Loading the player...

WHAT IS 'Sovereign Default'

Sovereign default is a failure in the repayment of a county's government debts. Countries are often hesitant to default on their debts, since doing so will make borrowing funds in the future difficult and expensive. However, sovereign countries are not subject to normal bankruptcy laws and have the potential to escape responsibility for debts without legal consequences.

BREAKING DOWN 'Sovereign Default'

Sovereign defaults are relatively rare, and are often precipitated by an economic crisis affecting the defaulting nation. Investors in sovereign debt closely study the financial status and political temperament of sovereign borrowers in order to determine the risk of sovereign default.

In the event of a country’s default, a credit rating agency will take into account the country’s interest, extraneous and procedural defaults and failures to abide by the terms of bonds or other debt instruments. Inflation has sometimes helped countries to escape the true burden of their debt. Other times when faced with extreme debt, some governments have devalued their currency, which they do by printing more money to apply toward their own debts, or by ending or altering the convertibility of their currencies into precious metals or foreign currency at fixed rates.

Sovereign Debt Crisis

When the United States needs more money, it relies on two primary options. One is to raise taxes and the other is to issue debt. Because raising taxes can be a lengthy and unpopular option, the U.S. Department of Treasury will instead often choose to issue debt in the form of selling U.S. securities. These Treasury securities and bonds act as loans in which the purchaser gets to collect interest until the bond matures and the government pays back the original amount.

If potential lenders or bond purchasers begin to suspect that a government may fail to pay back its debt, they will sometimes demand a high interest rate as compensation for the risk of default. This is sometimes referred to as a sovereign debt crisis, which is a dramatic rise in the interest rate faced by a government due to fear that it will fail to honor its debt. Governments that rely on financing through short-term bonds may be especially vulnerable to a sovereign debt crisis since short-term bonds create a situation of maturity mismatch between short-term bond financing and the long-term asset value of a country’s tax base.

A number of countries have excellent records of paying on sovereign debt obligations and have never defaulted.

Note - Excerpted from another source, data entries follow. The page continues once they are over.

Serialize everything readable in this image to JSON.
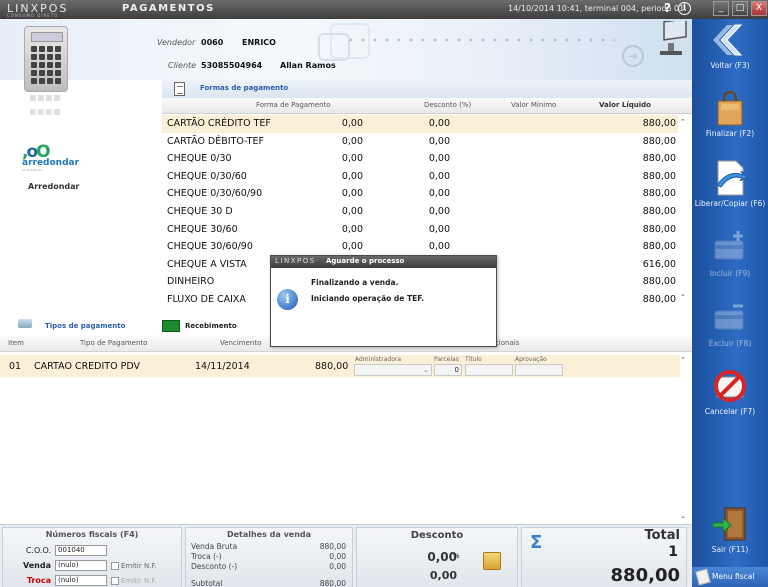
{
  "titlebar": {
    "logo": "LINXPOS",
    "logo_sub": "CONSUMO DIRETO",
    "title": "Pagamentos",
    "status": "14/10/2014 10:41, terminal 004, periodo 01.",
    "help": "?",
    "info": "i",
    "minimize": "_",
    "maximize": "□",
    "close": "X"
  },
  "header": {
    "vendedor_label": "Vendedor",
    "vendedor_code": "0060",
    "vendedor_name": "ENRICO",
    "cliente_label": "Cliente",
    "cliente_code": "53085504964",
    "cliente_name": "Allan Ramos"
  },
  "arredondar": {
    "logo_text": "arredondar",
    "logo_sub": "eu arredondo",
    "label": "Arredondar"
  },
  "forms_tab": {
    "label": "Formas de pagamento"
  },
  "formas_table": {
    "columns": [
      "Forma de Pagamento",
      "Desconto (%)",
      "Valor Mínimo",
      "Valor Líquido"
    ],
    "rows": [
      {
        "nome": "CARTÃO CRÉDITO TEF",
        "desconto": "0,00",
        "minimo": "0,00",
        "liquido": "880,00"
      },
      {
        "nome": "CARTÃO DÉBITO-TEF",
        "desconto": "0,00",
        "minimo": "0,00",
        "liquido": "880,00"
      },
      {
        "nome": "CHEQUE 0/30",
        "desconto": "0,00",
        "minimo": "0,00",
        "liquido": "880,00"
      },
      {
        "nome": "CHEQUE 0/30/60",
        "desconto": "0,00",
        "minimo": "0,00",
        "liquido": "880,00"
      },
      {
        "nome": "CHEQUE 0/30/60/90",
        "desconto": "0,00",
        "minimo": "0,00",
        "liquido": "880,00"
      },
      {
        "nome": "CHEQUE 30 D",
        "desconto": "0,00",
        "minimo": "0,00",
        "liquido": "880,00"
      },
      {
        "nome": "CHEQUE 30/60",
        "desconto": "0,00",
        "minimo": "0,00",
        "liquido": "880,00"
      },
      {
        "nome": "CHEQUE 30/60/90",
        "desconto": "0,00",
        "minimo": "0,00",
        "liquido": "880,00"
      },
      {
        "nome": "CHEQUE A VISTA",
        "desconto": "0,00",
        "minimo": "0,00",
        "liquido": "616,00"
      },
      {
        "nome": "DINHEIRO",
        "desconto": "",
        "minimo": "0,00",
        "liquido": "880,00"
      },
      {
        "nome": "FLUXO DE CAIXA",
        "desconto": "",
        "minimo": "0,00",
        "liquido": "880,00"
      }
    ],
    "scroll_up": "⌃",
    "scroll_down": "⌄"
  },
  "tipos_bar": {
    "tipos_label": "Tipos de pagamento",
    "recebimento_label": "Recebimento"
  },
  "pagamentos_table": {
    "columns": [
      "Item",
      "Tipo de Pagamento",
      "Vencimento",
      "Dados adicionais"
    ],
    "row": {
      "item": "01",
      "tipo": "CARTAO CREDITO PDV",
      "vencimento": "14/11/2014",
      "valor": "880,00",
      "parcelas": "0"
    },
    "sub_labels": {
      "administradora": "Administradora",
      "parcelas": "Parcelas",
      "titulo": "Título",
      "aprovacao": "Aprovação"
    }
  },
  "numeros_fiscais": {
    "title": "Números fiscais (F4)",
    "coo_label": "C.O.O.",
    "coo_value": "001040",
    "venda_label": "Venda",
    "venda_value": "(nulo)",
    "troca_label": "Troca",
    "troca_value": "(nulo)",
    "emitir_nf": "Emitir N.F.",
    "emitir_nf2": "Emitir N.F."
  },
  "detalhes_venda": {
    "title": "Detalhes da venda",
    "venda_bruta_label": "Venda Bruta",
    "venda_bruta": "880,00",
    "troca_label": "Troca (-)",
    "troca": "0,00",
    "desconto_label": "Desconto (-)",
    "desconto": "0,00",
    "subtotal_label": "Subtotal",
    "subtotal": "880,00"
  },
  "desconto_panel": {
    "title": "Desconto",
    "pct_value": "0,00",
    "pct_sign": "%",
    "value": "0,00"
  },
  "total_panel": {
    "title": "Total",
    "sigma": "Σ",
    "quantity": "1",
    "value": "880,00"
  },
  "sidebar": {
    "items": [
      {
        "label": "Voltar (F3)",
        "icon": "back-arrow-icon",
        "enabled": true
      },
      {
        "label": "Finalizar (F2)",
        "icon": "shopping-bag-icon",
        "enabled": true
      },
      {
        "label": "Liberar/Copiar (F6)",
        "icon": "document-arrow-icon",
        "enabled": true
      },
      {
        "label": "Incluir (F9)",
        "icon": "card-add-icon",
        "enabled": false
      },
      {
        "label": "Excluir (F8)",
        "icon": "card-remove-icon",
        "enabled": false
      },
      {
        "label": "Cancelar (F7)",
        "icon": "cancel-icon",
        "enabled": true
      },
      {
        "label": "Sair (F11)",
        "icon": "exit-door-icon",
        "enabled": true
      }
    ],
    "menu_fiscal": "Menu fiscal"
  },
  "dialog": {
    "logo": "LINXPOS",
    "title": "Aguarde o processo",
    "message1": "Finalizando a venda.",
    "message2": "Iniciando operação de TEF."
  },
  "colors": {
    "sidebar": "#2d6cc4",
    "selected_row": "#faf0d8",
    "link_blue": "#2a5ea8",
    "recebimento_green": "#1d8a2e"
  }
}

These nations include Canada, Denmark, Belgium, Finland, Malaysia, Mauritius, New Zealand, Norway, Singapore, Switzerland and England.

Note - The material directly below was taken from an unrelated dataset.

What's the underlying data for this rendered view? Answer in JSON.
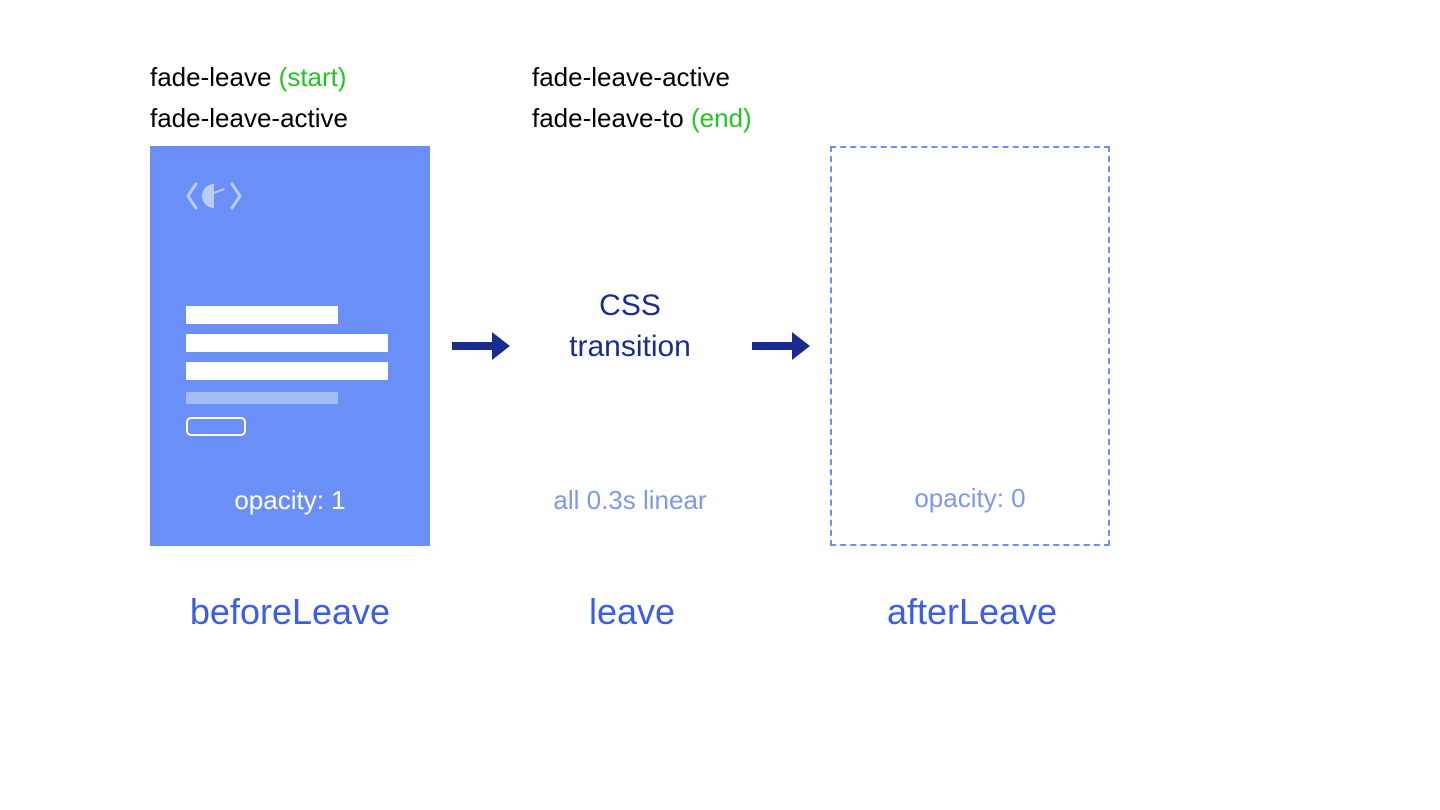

RELATED TERMS
  1. Sovereign Debt

    Sovereign debt is issued by the national government in a foreign ...
  2. Sovereign Bond

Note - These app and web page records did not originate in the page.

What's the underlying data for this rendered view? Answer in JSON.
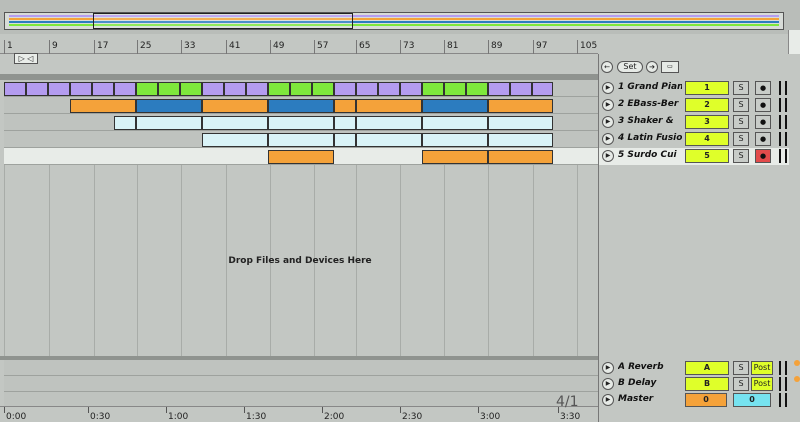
{
  "ruler": {
    "bars": [
      "1",
      "9",
      "17",
      "25",
      "33",
      "41",
      "49",
      "57",
      "65",
      "73",
      "81",
      "89",
      "97",
      "105"
    ]
  },
  "loop_brace": "▷ ◁",
  "drop_text": "Drop Files and Devices Here",
  "set_controls": {
    "prev": "←",
    "set": "Set",
    "next": "➔",
    "lock": "▭"
  },
  "colors": {
    "purple": "#b49cf0",
    "orange": "#f4a23a",
    "blue": "#2c7cbf",
    "green": "#7ee83c",
    "cyan": "#d9f3f7",
    "yellow": "#dfff2a",
    "red": "#e34b4b"
  },
  "tracks": [
    {
      "name": "1 Grand Pian",
      "num": "1",
      "solo": "S",
      "arm": "●",
      "armRed": false
    },
    {
      "name": "2 EBass-Ber",
      "num": "2",
      "solo": "S",
      "arm": "●",
      "armRed": false
    },
    {
      "name": "3 Shaker &",
      "num": "3",
      "solo": "S",
      "arm": "●",
      "armRed": false
    },
    {
      "name": "4 Latin Fusio",
      "num": "4",
      "solo": "S",
      "arm": "●",
      "armRed": false
    },
    {
      "name": "5 Surdo Cui",
      "num": "5",
      "solo": "S",
      "arm": "●",
      "armRed": true
    }
  ],
  "returns": [
    {
      "name": "A Reverb",
      "num": "A",
      "solo": "S",
      "post": "Post"
    },
    {
      "name": "B Delay",
      "num": "B",
      "solo": "S",
      "post": "Post"
    },
    {
      "name": "Master",
      "num": "0",
      "num2": "0"
    }
  ],
  "time_ruler": [
    "0:00",
    "0:30",
    "1:00",
    "1:30",
    "2:00",
    "2:30",
    "3:00",
    "3:30"
  ],
  "time_signature": "4/1"
}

    A sovereign bond is a debt security issued by a national government ...
  3. Debt Restructuring

    Debt restructuring is a method used by companies with outstanding ...
  4. Default Probability

    Default probability is the likelihood over a specified period, ...
  5. Fitch Ratings

    An international credit rating agency based out of New York City ...
  6. Credit Default Contract

    Credit default contracts are products that shift risks between ...
Related Articles
  1. Investing

    The Risks Of Sovereign Bonds

    Sovereign debt can play an important role in providing international diversification to individual investors.
  2. Investing

    7 Things You Didn’t Know About Sovereign Debt Defaults

    Sovereign debt defaults are scary, but should they be? They are actually more common than you think.
  3. Insights

    Why and When Do Countries Default?

    Countries can default on their debt. This happens when the government is either unable or unwilling to make good on its fiscal promises.
  4. Insights

    The History Of Greek Sovereign Debt Defaults

    This isn't the first time Greece has been in financial trouble. Here's a brief history of the country's money woes.
  5. Investing

    Explaining Government Bonds

    A government bond is a debt security a government issues.
  6. Financial Advisor

    Emerging Market Defaults: Beware of Second Wave

    Emerging market corporate defaults have the potential to be the biggest risk to global markets.
  7. Investing

    How PIIGS Defaults Could Affect The Markets

    What would a default by Europe's PIIGS do to the European and world financial markets, and how would the eurozone cope?
  8. Insights

    How Debt Limits A Country's Options

    While debt is fundamentally necessary to the operation of a national government, it can also be limiting and dangerous.
  9. Investing

    Investing In Emerging Market Debt

    This asset class has left much of its unstable past behind. Find out how to invest in it.
  10. Insights

    Moody's Sovereign Debt Outlook Worst Since 2012

    More sovereign debt issuers have negative outlooks than at any time since the European sovereign debt crisis.
RELATED FAQS
  1. In what types of financial situations would credit spread risk be applied instead ...

    Find out when credit risk is realized as spread risk and when it is realized as default risk, and learn why market participants ... Read Answer >>
Trading Center